#### What needs to be done:
Where does the string "icon" appear in the material? Copy each line that holds it.

#### Input data:
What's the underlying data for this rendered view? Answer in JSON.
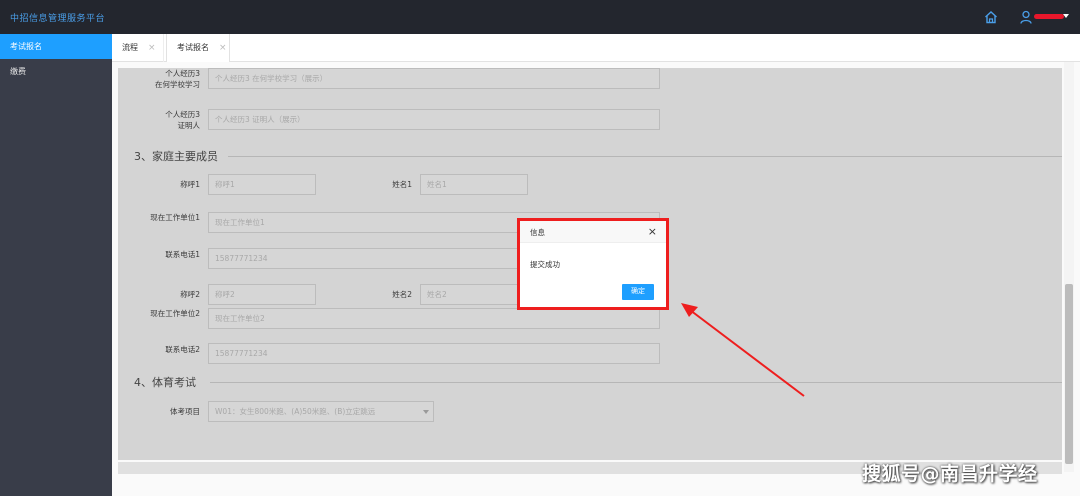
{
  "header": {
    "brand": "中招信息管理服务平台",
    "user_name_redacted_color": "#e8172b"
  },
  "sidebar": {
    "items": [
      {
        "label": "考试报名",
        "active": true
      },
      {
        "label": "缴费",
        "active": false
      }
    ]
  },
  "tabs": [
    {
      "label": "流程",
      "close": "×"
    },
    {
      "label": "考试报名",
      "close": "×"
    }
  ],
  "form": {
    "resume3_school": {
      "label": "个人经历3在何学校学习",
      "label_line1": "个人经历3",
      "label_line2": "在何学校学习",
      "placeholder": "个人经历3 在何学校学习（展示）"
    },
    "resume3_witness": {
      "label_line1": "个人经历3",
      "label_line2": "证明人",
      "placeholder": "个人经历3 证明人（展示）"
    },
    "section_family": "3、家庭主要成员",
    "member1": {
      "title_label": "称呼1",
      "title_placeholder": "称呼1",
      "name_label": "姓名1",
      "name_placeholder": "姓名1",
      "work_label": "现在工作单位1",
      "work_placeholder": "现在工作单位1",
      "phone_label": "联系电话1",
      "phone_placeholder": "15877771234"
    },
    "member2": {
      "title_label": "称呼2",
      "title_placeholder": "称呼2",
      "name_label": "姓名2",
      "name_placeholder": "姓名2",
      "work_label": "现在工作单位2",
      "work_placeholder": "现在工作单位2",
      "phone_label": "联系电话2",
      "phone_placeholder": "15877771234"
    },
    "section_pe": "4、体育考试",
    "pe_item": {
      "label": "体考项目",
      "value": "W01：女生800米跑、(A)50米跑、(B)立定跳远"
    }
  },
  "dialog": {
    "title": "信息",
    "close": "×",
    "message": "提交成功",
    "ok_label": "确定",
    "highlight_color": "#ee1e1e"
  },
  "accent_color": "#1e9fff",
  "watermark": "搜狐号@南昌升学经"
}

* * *

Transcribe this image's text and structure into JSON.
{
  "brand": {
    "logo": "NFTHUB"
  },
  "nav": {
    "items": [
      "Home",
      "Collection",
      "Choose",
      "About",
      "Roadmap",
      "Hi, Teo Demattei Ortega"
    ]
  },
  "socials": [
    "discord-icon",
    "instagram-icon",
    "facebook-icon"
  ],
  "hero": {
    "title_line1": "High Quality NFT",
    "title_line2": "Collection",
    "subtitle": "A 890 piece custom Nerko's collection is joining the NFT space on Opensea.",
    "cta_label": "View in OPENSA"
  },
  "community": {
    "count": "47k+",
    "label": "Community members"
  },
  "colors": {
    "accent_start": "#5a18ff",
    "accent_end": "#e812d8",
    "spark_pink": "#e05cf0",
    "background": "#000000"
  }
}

#### Solution to this problem:
    "discord-icon",
    "instagram-icon",
    "facebook-icon"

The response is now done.